The charity Cycle Against Suicide has announced that for the first time it will visit Londonderry.
The second leg of the cycle will arrive in the city on Tuesday, April 28, and as well as inviting local cyclists to take part, organisers have appealed for homeowners in the city to offer up a spare room to host a cyclist for the stopover night.
This is the third year of the cycle, which will start in Belfast on Monday, April 27 visiting Coleraine, Londonderry (via Malin Head) and Enniskillen, before heading to the southern tip of Ireland and finishing in Dublin on May 10.
Established by Irish entrepreneur Jim Breen, Cycle Against Suicide is a charity which seeks to break the stigma associated with suicide through open discussion of mental health and by promoting the message that ‘it’s okay not to feel okay; and it’s absolutely okay to ask for help’.
Cycle Against Suicide directs people in need throughout Ireland to where critical help is available. It partners with local mental health organisations including the Northern Ireland Association for Mental Health, the province’s largest independent mental health charity.

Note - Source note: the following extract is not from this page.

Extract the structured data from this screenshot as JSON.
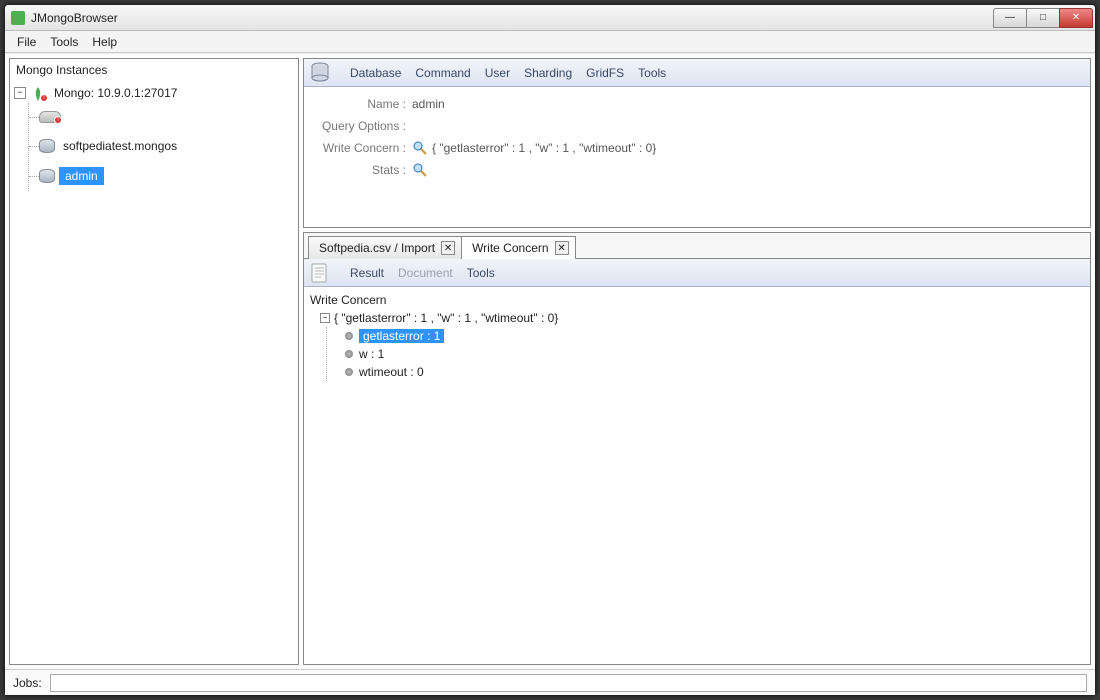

NIAMH chief executive Peter McBride said: “The incidence of suicide in Northern Ireland has been steadily on the rise. It is an issue which is still shrouded in stigma and is not something people feel they can talk about. This stigma makes it extremely hard to be open when you have lost a loved one to suicide.”
Cycle Against Suicide founder Jim Breen said: “The tide has started to turn in the fight to break the stigma that surrounds mental health and we must build on the momentum that is gathering.

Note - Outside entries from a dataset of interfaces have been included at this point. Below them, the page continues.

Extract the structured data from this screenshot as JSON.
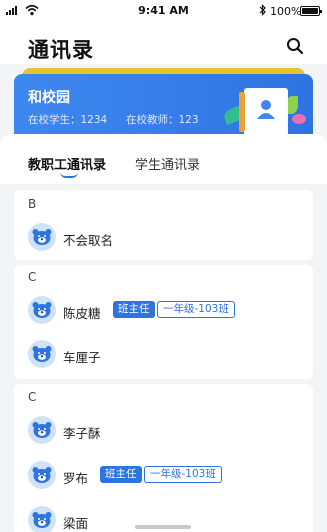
{
  "status_bar": {
    "time": "9:41 AM",
    "battery": "100%"
  },
  "header": {
    "title": "通讯录"
  },
  "school_card": {
    "name": "和校园",
    "students_label": "在校学生：1234",
    "teachers_label": "在校教师：123"
  },
  "tabs": [
    {
      "label": "教职工通讯录",
      "active": true
    },
    {
      "label": "学生通讯录",
      "active": false
    }
  ],
  "groups": [
    {
      "letter": "B",
      "contacts": [
        {
          "name": "不会取名"
        }
      ]
    },
    {
      "letter": "C",
      "contacts": [
        {
          "name": "陈皮糖",
          "role": "班主任",
          "class": "一年级-103班"
        },
        {
          "name": "车厘子"
        }
      ]
    },
    {
      "letter": "C",
      "contacts": [
        {
          "name": "李子酥"
        },
        {
          "name": "罗布",
          "role": "班主任",
          "class": "一年级-103班"
        },
        {
          "name": "梁面"
        }
      ]
    }
  ],
  "colors": {
    "accent": "#2d74e2",
    "card_tab": "#e7c233",
    "avatar_bg": "#cfe2f8"
  }
}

“We encourage everyone to register now, for one leg or many. Together, shoulder to shoulder, we can break the cycle of suicide on the island of Ireland.”
Around 300 cyclists are expected to take part in the charity cycle.

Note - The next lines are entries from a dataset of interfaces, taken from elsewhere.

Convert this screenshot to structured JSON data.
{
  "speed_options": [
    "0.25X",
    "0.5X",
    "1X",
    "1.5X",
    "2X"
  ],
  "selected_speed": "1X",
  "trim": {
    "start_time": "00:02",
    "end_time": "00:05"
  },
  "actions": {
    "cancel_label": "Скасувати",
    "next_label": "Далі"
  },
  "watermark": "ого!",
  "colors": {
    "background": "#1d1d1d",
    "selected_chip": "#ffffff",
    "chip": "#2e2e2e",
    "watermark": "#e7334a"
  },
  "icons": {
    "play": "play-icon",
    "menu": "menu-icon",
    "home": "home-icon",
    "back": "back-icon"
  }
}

Homestay co-ordinator, Geraldine Johnston, said: “As the cycle passes through on the evening of Tuesday 28 we’re looking for homeowners in Londonderry to offer cyclists accommodation, a warm meal, a chance to freshen up, and a bed for the night.”
“People who have opened up their homes to cyclists in previous years have said overwhelmingly, that the Homestay experience was just as rewarding for them as for their guests. I guess it goes back to the old values of our world-famous hospitality, we’ re natural hosts in this part of the world.”
“We’re expecting around 300 participants on each leg in Northern Ireland so we’ll need lots of help and as many spare beds as possible. There has been a terrific response from Homestay providers so far. Of course we’ll also need lots of volunteers to help make our time in each location memorable, whether it’s sandwich makers, road marshals or just supporters at the roadside to cheer on our cyclists.”